      In order to meet the ever increasing complexity of packaging
for higher performance computers, the importance of thin film
packages, particlularly with polymeric insulators, is increasing very
fast. The polymer thin film dielectric in combination with high
conductivity metals provide numerous advantages over the traditional
ceramic multilayer packages. If the polymer dielectric, primarily
polyimides, is photosensitive, the fabrication process can be even
simpler and cost effective.

      Two most serious difficulties involved with PSPI are: 1) volume
shrinkage and stress build-up during C-cure step, 2) difficulty in
exposure due to the high UV absorption of the backbone polymer.  The
present disclosure describes a multiple exposure method which makes
the use of most PSPI easier for packaging applications less sensitive
to the chemistry of the materials.  For example most commercial PSPI
can form layers up to 3-5 microns thick C-cured layers by single
processing without adverse effects. This invention involves double

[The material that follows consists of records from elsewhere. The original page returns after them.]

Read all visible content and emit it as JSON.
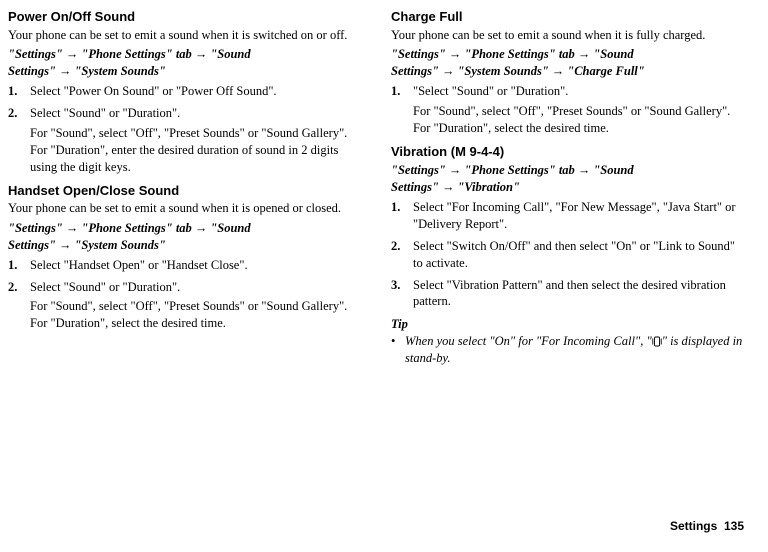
{
  "left": {
    "s1": {
      "title": "Power On/Off Sound",
      "intro": "Your phone can be set to emit a sound when it is switched on or off.",
      "path": [
        "\"Settings\"",
        "\"Phone Settings\" tab",
        "\"Sound Settings\"",
        "\"System Sounds\""
      ],
      "steps": [
        {
          "main": "Select \"Power On Sound\" or \"Power Off Sound\"."
        },
        {
          "main": "Select \"Sound\" or \"Duration\".",
          "sub": "For \"Sound\", select \"Off\", \"Preset Sounds\" or \"Sound Gallery\".\nFor \"Duration\", enter the desired duration of sound in 2 digits using the digit keys."
        }
      ]
    },
    "s2": {
      "title": "Handset Open/Close Sound",
      "intro": "Your phone can be set to emit a sound when it is opened or closed.",
      "path": [
        "\"Settings\"",
        "\"Phone Settings\" tab",
        "\"Sound Settings\"",
        "\"System Sounds\""
      ],
      "steps": [
        {
          "main": "Select \"Handset Open\" or \"Handset Close\"."
        },
        {
          "main": "Select \"Sound\" or \"Duration\".",
          "sub": "For \"Sound\", select \"Off\", \"Preset Sounds\" or \"Sound Gallery\".\nFor \"Duration\", select the desired time."
        }
      ]
    }
  },
  "right": {
    "s1": {
      "title": "Charge Full",
      "intro": "Your phone can be set to emit a sound when it is fully charged.",
      "path": [
        "\"Settings\"",
        "\"Phone Settings\" tab",
        "\"Sound Settings\"",
        "\"System Sounds\"",
        "\"Charge Full\""
      ],
      "steps": [
        {
          "main": "\"Select \"Sound\" or \"Duration\".",
          "sub": "For \"Sound\", select \"Off\", \"Preset Sounds\" or \"Sound Gallery\".\nFor \"Duration\", select the desired time."
        }
      ]
    },
    "s2": {
      "title": "Vibration",
      "mcode": "(M 9-4-4)",
      "path": [
        "\"Settings\"",
        "\"Phone Settings\" tab",
        "\"Sound Settings\"",
        "\"Vibration\""
      ],
      "steps": [
        {
          "main": "Select \"For Incoming Call\", \"For New Message\", \"Java Start\" or \"Delivery Report\"."
        },
        {
          "main": "Select \"Switch On/Off\" and then select \"On\" or \"Link to Sound\" to activate."
        },
        {
          "main": "Select \"Vibration Pattern\" and then select the desired vibration pattern."
        }
      ],
      "tip_head": "Tip",
      "tip_pre": "When you select \"On\" for \"For Incoming Call\", \"",
      "tip_post": "\" is displayed in stand-by."
    }
  },
  "footer": {
    "label": "Settings",
    "page": "135"
  }
}
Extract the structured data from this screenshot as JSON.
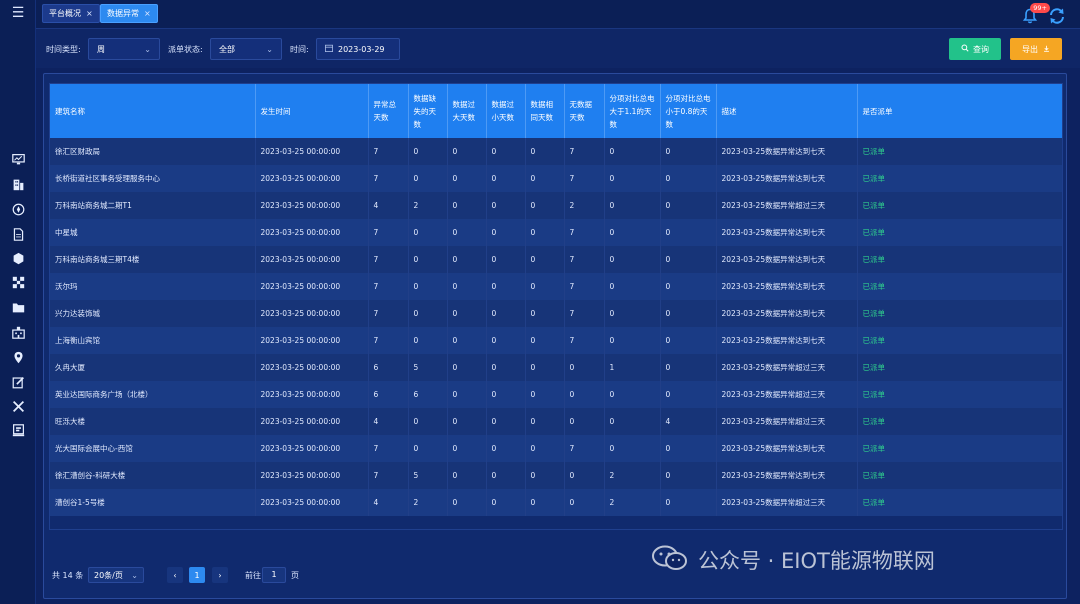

exposure.  In order to achieve, for example, 10 microns thick layer,
first a PSPI precursor layer thick enough to achieve 5 micron C-cured
thickness is coated on a substrate. The film is baked, exposed,
developed, and C-cured.  Another PSPI precursor is coated over the
patterned PSPI layer.  After the second precursor layer of the same
thic...